_AIM OF THE TASK:_ Search the records for lines with the word "Onion" and copy each match.

──────── DATA TO USE

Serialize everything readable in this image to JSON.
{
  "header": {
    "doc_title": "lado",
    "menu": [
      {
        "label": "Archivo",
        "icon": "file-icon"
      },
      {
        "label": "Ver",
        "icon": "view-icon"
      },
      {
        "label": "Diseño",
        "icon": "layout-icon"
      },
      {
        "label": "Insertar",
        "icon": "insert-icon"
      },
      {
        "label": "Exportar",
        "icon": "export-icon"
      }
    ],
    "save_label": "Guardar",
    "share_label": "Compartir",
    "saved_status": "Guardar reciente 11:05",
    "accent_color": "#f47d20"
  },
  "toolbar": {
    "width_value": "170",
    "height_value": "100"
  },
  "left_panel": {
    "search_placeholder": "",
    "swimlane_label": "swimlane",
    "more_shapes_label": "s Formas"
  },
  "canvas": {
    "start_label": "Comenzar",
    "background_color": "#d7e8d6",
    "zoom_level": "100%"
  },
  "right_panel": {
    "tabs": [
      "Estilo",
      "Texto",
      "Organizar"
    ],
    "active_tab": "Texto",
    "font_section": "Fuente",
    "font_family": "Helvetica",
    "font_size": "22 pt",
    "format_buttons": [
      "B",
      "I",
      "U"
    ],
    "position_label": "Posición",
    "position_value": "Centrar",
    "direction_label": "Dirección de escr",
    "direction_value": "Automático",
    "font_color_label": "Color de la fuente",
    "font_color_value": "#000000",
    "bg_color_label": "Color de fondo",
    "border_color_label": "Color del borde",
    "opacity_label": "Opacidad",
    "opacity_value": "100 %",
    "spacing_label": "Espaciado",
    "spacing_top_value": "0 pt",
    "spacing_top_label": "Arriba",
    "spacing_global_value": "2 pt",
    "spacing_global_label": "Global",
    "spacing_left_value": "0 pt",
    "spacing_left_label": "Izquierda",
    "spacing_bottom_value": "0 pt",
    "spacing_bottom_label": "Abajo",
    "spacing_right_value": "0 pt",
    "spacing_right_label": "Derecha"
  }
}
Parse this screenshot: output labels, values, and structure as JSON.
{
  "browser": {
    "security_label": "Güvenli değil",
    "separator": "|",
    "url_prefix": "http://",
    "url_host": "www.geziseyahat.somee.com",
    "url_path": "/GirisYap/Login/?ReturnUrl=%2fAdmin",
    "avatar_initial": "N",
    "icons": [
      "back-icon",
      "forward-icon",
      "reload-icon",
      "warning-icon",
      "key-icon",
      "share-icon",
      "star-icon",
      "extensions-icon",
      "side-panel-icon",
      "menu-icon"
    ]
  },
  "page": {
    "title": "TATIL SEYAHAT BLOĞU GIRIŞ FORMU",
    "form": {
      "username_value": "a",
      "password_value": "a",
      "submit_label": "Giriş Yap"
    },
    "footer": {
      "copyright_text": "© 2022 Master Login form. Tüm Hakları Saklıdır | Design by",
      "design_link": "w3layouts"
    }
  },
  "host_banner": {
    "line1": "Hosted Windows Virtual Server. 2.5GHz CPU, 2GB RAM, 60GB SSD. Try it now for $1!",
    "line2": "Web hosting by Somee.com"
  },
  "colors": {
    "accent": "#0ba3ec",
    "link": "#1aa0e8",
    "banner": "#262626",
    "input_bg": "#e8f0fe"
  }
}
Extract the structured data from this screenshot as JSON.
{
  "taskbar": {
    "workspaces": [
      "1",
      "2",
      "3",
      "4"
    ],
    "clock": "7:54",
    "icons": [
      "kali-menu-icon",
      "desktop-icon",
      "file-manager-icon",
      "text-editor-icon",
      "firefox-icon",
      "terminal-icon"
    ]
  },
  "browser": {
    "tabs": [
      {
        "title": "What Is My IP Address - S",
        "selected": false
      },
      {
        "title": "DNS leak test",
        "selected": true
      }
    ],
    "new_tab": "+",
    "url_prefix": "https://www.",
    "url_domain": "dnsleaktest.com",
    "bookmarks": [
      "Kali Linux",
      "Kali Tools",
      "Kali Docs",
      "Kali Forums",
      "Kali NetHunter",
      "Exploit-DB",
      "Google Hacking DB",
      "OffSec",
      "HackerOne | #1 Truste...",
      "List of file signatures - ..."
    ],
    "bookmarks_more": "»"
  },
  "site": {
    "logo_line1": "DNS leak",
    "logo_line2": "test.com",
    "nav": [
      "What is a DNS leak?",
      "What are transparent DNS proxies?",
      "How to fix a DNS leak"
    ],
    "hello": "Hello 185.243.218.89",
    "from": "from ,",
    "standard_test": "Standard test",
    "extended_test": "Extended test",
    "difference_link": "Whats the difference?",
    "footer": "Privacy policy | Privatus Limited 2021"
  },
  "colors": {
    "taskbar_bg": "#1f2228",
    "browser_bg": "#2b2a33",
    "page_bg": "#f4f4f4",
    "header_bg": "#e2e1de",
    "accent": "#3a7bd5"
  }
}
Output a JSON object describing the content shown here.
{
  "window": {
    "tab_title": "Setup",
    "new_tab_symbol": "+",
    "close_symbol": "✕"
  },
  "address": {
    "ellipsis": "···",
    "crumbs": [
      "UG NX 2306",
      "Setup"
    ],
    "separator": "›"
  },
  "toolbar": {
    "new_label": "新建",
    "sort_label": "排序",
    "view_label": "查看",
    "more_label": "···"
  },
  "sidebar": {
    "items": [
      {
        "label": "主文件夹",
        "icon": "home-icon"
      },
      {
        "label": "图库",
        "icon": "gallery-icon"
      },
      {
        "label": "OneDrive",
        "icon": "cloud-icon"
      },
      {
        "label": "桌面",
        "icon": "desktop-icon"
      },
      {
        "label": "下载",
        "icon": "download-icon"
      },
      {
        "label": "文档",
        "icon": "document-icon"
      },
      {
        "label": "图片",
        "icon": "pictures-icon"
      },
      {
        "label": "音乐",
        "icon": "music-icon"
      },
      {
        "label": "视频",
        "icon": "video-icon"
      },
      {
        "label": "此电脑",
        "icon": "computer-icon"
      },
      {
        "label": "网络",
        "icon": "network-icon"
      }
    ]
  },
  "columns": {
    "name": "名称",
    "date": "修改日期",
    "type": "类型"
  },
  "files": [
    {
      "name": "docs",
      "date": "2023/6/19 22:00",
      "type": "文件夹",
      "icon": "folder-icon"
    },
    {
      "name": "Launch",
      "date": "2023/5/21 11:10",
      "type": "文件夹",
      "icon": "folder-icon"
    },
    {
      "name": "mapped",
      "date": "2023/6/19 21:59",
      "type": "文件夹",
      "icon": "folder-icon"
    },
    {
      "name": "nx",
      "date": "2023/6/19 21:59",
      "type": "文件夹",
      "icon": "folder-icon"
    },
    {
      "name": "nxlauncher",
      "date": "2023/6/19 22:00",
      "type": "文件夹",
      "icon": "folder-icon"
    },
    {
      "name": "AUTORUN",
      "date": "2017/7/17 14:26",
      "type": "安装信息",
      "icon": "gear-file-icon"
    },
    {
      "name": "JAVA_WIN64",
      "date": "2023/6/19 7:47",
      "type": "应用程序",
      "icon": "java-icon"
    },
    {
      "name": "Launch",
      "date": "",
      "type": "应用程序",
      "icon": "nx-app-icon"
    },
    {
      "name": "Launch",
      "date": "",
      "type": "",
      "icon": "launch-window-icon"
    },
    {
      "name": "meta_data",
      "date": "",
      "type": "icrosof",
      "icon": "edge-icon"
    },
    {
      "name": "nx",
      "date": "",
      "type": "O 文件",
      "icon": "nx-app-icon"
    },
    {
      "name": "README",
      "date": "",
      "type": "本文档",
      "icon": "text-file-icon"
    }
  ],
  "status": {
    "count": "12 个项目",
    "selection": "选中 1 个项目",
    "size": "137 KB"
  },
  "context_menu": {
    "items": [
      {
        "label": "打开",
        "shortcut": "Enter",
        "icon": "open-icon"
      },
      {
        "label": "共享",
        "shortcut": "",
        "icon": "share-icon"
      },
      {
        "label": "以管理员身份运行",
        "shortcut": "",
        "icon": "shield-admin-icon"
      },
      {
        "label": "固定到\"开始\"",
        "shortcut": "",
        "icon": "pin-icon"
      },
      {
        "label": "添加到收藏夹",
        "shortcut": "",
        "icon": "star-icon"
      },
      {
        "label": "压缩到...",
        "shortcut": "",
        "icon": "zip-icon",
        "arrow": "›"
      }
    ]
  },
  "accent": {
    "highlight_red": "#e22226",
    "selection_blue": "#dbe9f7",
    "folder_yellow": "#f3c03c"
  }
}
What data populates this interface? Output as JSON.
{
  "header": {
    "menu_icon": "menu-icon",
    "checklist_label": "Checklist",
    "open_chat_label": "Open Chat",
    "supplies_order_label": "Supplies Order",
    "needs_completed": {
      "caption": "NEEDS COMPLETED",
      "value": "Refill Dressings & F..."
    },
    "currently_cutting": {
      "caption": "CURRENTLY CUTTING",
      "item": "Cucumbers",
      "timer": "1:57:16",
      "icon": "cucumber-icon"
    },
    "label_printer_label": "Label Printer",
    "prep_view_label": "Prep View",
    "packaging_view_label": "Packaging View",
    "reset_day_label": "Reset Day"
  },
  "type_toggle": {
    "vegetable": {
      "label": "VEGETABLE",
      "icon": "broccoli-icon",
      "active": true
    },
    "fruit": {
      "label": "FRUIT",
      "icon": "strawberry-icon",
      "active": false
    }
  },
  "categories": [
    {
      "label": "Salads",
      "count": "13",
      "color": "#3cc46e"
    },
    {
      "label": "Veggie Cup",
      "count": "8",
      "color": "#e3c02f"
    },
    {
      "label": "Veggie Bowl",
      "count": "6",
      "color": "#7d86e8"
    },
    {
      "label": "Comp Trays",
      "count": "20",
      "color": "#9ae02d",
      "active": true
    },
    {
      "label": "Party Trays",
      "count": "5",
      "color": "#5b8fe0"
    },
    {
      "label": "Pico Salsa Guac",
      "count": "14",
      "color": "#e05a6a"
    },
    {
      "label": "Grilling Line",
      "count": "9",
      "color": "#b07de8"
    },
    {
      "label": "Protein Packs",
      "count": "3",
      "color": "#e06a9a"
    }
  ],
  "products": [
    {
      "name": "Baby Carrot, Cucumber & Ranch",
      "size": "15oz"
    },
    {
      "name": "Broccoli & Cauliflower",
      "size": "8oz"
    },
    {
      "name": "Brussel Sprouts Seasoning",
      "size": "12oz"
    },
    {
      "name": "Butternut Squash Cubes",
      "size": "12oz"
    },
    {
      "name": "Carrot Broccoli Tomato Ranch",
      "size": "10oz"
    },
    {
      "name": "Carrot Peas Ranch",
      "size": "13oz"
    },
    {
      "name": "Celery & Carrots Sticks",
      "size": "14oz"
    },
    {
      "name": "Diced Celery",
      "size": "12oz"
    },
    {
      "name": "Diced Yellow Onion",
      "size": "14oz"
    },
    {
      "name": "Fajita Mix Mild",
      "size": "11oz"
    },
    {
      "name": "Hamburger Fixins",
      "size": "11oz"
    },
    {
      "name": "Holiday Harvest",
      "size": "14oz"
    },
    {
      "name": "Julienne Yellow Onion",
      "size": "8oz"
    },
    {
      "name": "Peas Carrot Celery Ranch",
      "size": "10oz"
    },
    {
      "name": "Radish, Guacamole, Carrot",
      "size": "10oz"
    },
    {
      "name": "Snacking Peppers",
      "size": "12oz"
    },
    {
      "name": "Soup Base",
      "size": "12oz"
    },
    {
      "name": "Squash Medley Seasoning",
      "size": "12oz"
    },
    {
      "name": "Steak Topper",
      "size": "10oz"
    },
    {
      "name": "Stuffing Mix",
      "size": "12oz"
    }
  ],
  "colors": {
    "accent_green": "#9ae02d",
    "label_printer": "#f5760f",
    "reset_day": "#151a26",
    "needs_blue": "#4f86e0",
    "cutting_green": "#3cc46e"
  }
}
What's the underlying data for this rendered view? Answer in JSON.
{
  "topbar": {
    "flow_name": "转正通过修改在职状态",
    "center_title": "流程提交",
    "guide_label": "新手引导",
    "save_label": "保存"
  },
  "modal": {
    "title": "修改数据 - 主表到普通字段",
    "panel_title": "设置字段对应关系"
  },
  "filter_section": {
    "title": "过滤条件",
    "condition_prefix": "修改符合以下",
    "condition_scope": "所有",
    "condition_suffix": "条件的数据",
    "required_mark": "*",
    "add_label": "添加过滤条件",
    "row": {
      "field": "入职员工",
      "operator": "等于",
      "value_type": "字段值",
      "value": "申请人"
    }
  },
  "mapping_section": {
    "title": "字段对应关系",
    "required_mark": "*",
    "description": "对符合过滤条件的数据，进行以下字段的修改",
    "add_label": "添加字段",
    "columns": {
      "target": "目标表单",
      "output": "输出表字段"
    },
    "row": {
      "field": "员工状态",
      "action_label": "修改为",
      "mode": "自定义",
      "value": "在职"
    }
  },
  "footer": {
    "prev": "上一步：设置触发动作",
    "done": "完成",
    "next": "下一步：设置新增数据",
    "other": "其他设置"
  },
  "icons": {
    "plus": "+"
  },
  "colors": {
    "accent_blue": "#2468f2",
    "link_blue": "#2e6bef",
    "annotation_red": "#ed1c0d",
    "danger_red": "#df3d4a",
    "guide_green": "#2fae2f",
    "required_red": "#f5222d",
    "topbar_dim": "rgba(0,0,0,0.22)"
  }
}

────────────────

_REPLY:_
      "name": "Diced Yellow Onion",
      "name": "Julienne Yellow Onion",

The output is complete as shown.